[Exercise materials — start]
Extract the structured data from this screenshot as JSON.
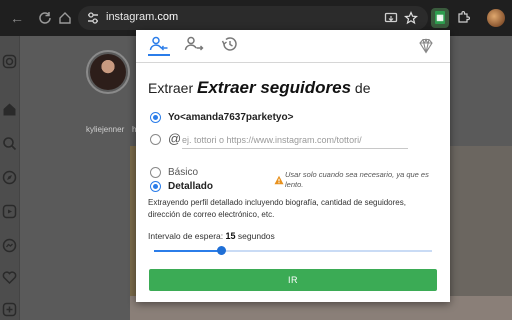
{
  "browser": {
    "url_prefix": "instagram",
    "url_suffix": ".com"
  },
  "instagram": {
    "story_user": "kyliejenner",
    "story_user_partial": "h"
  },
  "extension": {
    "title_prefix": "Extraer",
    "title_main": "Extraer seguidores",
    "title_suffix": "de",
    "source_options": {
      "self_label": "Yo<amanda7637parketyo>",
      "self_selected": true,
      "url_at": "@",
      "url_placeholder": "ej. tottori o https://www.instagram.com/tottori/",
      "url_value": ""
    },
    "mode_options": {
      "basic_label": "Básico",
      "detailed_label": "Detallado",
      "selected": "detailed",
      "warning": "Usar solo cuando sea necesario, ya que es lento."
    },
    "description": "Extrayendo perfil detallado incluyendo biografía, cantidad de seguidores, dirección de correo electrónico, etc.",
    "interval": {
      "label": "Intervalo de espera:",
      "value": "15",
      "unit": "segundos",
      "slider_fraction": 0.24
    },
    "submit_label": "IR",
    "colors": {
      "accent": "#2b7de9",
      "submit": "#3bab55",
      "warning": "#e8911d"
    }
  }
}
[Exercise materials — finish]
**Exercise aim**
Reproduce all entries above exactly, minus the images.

**Written solution**
Extract the structured data from this screenshot as JSON.
{
  "browser": {
    "url_prefix": "instagram",
    "url_suffix": ".com"
  },
  "instagram": {
    "story_user": "kyliejenner",
    "story_user_partial": "h"
  },
  "extension": {
    "title_prefix": "Extraer",
    "title_main": "Extraer seguidores",
    "title_suffix": "de",
    "source_options": {
      "self_label": "Yo<amanda7637parketyo>",
      "self_selected": true,
      "url_at": "@",
      "url_placeholder": "ej. tottori o https://www.instagram.com/tottori/",
      "url_value": ""
    },
    "mode_options": {
      "basic_label": "Básico",
      "detailed_label": "Detallado",
      "selected": "detailed",
      "warning": "Usar solo cuando sea necesario, ya que es lento."
    },
    "description": "Extrayendo perfil detallado incluyendo biografía, cantidad de seguidores, dirección de correo electrónico, etc.",
    "interval": {
      "label": "Intervalo de espera:",
      "value": "15",
      "unit": "segundos",
      "slider_fraction": 0.24
    },
    "submit_label": "IR",
    "colors": {
      "accent": "#2b7de9",
      "submit": "#3bab55",
      "warning": "#e8911d"
    }
  }
}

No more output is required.